Another shot back at 135 is Mexico’s Sebastian Vazquez, while BYU senior Zac Blair is in at 136 and California junior Brandon Hagy shot 137.
The low 64 scorers advance to the match-play portion of the championship, which begins Wednesday and runs through to Sunday’s 36-hole championship final. All matches will be played at Cherry Hills and all, except for the final, are 18 holes.
Seventeen players tied for the 51st position at 2-over 143 and will return to the Cherry Hills course Wednesday to play for the final 14 match-play spots beginning at 7 a.m.
Following up on his opening 7-under 64 at Cherry Hills, Wyatt birdied holes 7, 9 and 18, with a lone bogey coming on the 12th.

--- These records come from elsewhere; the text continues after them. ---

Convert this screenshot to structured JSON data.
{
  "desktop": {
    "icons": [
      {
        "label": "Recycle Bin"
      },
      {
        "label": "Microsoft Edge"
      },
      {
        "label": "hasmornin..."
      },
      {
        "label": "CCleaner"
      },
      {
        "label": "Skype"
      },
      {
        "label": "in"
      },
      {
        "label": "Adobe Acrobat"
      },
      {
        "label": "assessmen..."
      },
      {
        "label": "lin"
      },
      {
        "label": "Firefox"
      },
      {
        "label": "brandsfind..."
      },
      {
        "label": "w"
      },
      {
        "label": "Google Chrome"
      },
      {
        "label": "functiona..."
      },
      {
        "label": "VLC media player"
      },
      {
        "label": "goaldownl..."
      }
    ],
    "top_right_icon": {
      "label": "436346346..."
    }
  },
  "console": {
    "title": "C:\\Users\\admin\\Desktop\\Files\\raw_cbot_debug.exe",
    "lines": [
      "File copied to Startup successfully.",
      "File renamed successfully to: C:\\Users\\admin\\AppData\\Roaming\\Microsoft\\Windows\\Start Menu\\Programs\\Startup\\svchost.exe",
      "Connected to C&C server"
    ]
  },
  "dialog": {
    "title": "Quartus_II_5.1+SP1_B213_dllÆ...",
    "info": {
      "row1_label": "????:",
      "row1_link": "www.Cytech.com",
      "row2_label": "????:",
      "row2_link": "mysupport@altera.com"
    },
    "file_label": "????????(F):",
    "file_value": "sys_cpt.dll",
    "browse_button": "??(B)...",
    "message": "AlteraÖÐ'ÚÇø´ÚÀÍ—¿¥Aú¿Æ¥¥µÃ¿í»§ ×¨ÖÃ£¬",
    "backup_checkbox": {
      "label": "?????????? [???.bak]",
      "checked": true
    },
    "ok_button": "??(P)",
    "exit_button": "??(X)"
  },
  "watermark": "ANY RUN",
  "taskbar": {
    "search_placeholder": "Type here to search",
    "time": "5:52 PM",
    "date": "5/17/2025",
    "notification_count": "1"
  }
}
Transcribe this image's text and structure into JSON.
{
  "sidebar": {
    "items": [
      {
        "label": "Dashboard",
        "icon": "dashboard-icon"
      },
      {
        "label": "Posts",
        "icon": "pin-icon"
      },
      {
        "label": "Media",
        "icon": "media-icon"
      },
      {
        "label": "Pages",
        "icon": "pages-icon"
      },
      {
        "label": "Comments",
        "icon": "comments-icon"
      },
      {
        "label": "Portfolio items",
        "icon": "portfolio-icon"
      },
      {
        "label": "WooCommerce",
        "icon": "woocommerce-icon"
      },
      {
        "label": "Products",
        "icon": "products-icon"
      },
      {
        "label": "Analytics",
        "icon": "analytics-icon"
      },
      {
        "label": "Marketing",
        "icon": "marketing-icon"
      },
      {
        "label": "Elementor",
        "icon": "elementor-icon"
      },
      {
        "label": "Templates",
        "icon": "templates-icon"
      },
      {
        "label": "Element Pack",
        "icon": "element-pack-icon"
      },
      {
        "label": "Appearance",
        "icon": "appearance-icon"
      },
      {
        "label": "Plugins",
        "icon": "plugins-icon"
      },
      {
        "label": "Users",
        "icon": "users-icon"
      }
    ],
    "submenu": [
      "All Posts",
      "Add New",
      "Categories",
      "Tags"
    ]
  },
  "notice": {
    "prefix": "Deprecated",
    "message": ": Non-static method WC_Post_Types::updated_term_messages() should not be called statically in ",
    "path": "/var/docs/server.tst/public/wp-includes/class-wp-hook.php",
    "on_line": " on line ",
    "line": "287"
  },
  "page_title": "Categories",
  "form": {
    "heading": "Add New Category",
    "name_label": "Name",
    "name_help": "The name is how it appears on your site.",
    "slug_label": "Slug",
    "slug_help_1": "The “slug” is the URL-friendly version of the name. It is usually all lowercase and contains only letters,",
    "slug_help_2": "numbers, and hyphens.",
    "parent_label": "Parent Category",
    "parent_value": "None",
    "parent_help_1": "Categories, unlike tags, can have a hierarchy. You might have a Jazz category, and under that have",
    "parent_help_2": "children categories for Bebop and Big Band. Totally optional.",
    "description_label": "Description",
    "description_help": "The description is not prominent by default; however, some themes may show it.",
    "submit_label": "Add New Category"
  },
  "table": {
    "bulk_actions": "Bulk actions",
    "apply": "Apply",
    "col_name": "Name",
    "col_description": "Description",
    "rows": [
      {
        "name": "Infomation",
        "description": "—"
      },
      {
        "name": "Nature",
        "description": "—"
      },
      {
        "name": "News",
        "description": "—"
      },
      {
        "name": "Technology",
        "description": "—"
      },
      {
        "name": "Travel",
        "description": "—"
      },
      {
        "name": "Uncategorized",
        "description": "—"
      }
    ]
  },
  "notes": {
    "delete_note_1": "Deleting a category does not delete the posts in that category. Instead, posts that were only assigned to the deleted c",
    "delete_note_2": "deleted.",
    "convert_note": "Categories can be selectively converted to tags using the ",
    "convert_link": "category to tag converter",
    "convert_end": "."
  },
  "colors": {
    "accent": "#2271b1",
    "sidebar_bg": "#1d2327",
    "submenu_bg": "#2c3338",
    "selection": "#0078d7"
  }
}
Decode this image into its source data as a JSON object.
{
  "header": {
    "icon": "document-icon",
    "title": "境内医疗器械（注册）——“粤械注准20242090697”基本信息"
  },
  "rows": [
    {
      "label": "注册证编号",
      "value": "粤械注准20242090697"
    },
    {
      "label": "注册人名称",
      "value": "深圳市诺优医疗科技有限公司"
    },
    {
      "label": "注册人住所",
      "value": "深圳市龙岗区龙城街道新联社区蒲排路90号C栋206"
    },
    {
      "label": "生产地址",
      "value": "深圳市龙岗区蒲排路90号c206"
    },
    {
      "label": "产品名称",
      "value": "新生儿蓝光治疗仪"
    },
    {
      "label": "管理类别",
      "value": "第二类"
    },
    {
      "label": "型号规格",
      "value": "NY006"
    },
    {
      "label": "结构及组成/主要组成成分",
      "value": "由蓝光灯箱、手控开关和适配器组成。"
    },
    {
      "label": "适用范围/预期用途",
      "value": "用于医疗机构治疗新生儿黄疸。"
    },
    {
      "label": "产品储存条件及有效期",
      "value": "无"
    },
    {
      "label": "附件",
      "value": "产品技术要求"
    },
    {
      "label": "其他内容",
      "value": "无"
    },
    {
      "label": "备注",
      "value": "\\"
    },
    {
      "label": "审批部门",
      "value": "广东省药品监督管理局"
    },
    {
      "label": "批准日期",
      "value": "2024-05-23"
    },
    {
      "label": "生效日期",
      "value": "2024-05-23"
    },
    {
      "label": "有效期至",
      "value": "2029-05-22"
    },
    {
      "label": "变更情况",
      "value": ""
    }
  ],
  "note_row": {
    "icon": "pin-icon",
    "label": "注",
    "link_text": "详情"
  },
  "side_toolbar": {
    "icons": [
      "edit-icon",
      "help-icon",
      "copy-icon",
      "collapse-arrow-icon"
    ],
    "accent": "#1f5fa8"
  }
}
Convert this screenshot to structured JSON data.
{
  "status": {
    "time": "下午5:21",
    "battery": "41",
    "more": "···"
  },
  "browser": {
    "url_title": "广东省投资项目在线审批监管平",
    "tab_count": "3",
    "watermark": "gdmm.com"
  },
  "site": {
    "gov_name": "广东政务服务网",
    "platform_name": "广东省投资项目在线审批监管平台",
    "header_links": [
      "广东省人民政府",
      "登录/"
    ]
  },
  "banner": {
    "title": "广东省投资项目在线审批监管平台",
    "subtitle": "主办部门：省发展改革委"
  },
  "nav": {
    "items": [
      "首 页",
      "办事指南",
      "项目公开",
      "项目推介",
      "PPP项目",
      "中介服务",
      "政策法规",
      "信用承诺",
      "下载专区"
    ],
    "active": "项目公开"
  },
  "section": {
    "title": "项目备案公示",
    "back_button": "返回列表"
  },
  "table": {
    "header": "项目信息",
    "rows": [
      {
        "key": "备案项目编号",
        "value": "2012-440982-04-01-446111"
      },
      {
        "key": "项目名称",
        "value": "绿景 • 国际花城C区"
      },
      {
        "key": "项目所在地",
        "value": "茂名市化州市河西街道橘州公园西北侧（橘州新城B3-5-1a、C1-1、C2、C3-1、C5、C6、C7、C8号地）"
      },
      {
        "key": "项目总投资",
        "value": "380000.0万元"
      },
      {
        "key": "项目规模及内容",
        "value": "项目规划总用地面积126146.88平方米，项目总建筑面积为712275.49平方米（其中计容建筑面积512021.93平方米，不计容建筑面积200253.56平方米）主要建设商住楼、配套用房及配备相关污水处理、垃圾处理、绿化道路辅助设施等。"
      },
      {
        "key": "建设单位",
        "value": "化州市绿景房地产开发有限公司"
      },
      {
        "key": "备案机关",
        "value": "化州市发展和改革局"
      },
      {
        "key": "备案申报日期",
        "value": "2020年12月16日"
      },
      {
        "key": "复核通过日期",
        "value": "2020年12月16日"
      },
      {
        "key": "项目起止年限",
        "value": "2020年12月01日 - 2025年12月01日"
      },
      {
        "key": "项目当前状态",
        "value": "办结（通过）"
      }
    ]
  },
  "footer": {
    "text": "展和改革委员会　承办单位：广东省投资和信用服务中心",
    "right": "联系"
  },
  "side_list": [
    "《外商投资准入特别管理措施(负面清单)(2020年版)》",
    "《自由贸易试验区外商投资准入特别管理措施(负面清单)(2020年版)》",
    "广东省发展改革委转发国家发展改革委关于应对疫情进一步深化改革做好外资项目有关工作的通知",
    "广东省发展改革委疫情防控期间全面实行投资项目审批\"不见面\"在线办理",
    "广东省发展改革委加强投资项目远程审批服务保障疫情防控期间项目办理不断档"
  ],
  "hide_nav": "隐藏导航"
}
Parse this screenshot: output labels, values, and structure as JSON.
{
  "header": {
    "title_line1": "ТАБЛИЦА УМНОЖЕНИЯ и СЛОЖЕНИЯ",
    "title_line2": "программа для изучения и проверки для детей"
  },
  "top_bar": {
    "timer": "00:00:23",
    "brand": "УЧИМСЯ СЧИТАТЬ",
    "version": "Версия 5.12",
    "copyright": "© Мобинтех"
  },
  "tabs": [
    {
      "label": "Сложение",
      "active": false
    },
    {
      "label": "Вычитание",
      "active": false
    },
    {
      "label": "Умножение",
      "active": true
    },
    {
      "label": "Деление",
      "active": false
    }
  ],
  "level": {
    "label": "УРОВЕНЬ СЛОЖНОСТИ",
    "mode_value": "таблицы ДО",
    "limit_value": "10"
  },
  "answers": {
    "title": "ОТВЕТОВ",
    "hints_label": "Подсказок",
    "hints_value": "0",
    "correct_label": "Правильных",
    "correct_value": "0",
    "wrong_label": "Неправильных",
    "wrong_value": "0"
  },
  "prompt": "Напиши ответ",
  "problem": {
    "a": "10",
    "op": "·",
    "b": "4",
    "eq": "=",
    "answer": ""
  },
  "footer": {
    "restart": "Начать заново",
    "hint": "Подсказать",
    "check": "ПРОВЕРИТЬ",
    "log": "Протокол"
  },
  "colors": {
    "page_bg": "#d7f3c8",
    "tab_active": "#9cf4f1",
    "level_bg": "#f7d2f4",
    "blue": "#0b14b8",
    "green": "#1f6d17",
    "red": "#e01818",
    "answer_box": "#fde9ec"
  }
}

“I was pretty confident I was going to make match play, so it was a good day for me,” said Wyatt, who earlier this summer won the Sunnehanna Amateur and finished second at the Players Amateur and the Southern Amateur, where he lost in a playoff. “I played patient golf out there today. I missed a few putts, but I hit it really well.”
On being medalist in record-setting fashion, Wyatt said, “It’s very humbling to have part of that record. They change courses every year, and there have been a lot of courses that par is higher than 70, 71. But it’s an honor.
“There have been some great names to play in this championship, and to do that (medalist) certainly means a lot to me,” Wyatt said. “But I still have a lot of work to do this week.”
Pan, originally from Taiwan, recorded eight birdies in his second round against three bogeys.
Starting on the back nine, Pan shot a 4-under 30 to start. He birdied Nos. 10 and 11, bogeyed 12, birdied 13, 15 and 16, bogeyed 17, then birdied 18. Over his final nine, he made bogey at No. 5, but birdied Nos. 7 and 9.
“I’m hitting the ball great, driving well,” said Pan, who was qualifying medalist at the Western Amateur in 2009 and 2010. “I’m hitting my irons well and executing my shots well. I had a lot of birdie chances that I could really feel the speed right. I was trying to focus on every shot, trying to make as many birdies as I can.”
Pan was a first-team All-Pac-12 selection and a second-team All-American as a freshman last season, while being a semifinalist for the Ben Hogan Award. This summer he tied for seventh at the Sahalee Players Championship and advanced to the Round of 16 at the Western Amateur, losing on the 20th hole in his first-round match against Abraham Ancer.
“I feel good about these two rounds," said Pan, 20, a quarterfinalist at the 2007 U.S. Junior Amateur at age 15. “It gives me confidence going into match play. My goal is to win the tournament. Highest seeds always seem to have an advantage.”
Doug Hanzel, a 55-year-old doctor from Savannah, Ga., shot a 3-under 68 at Cherry Hills and became what is believed to be the oldest player to qualify for match play since the U.S. Am went to its current format of 36-hole on-site qualifying in 1979. He is in with even-par 141, tied for 25th. Hanzel gained his spot in the starting field of this year’s U.S. Am when he was low amateur at the U.S. Senior Open.
“This is my 16th (career) USGA event that I’ve qualified for, and I’m going to play in the (U.S.) Mid-Am in September and then the (U.S.) Senior Am. So it’s been a good year,” Hanzel said.
On his success so far this year, Hanzel said, “I’ve played some good golf because there’s a lot of good players out here when you get into a USGA event, a U.S. Amateur. You’ve got the world's best, not just the United States’ best. The Senior Open, you’ve got the same thing: the world’s best seniors. So it shows I’ve played well.”
The Golden Bear - that being golfing great Jack Nicklaus - won’t be around in the gallery come Wednesday as his son Gary, 43, shot 4-over 145 and failed to qualify for match play.
However, there will be plenty of Golden Bears on the course Wednesday as four of the five players from the University of California are still standing. Junior Brandon Hagy, senior Max Homa and sophomore Michael Kim are in the match-play bracket while senior Michael Weaver is one of 17 players in a playoff to determine the final 14 spots in the 64-player field.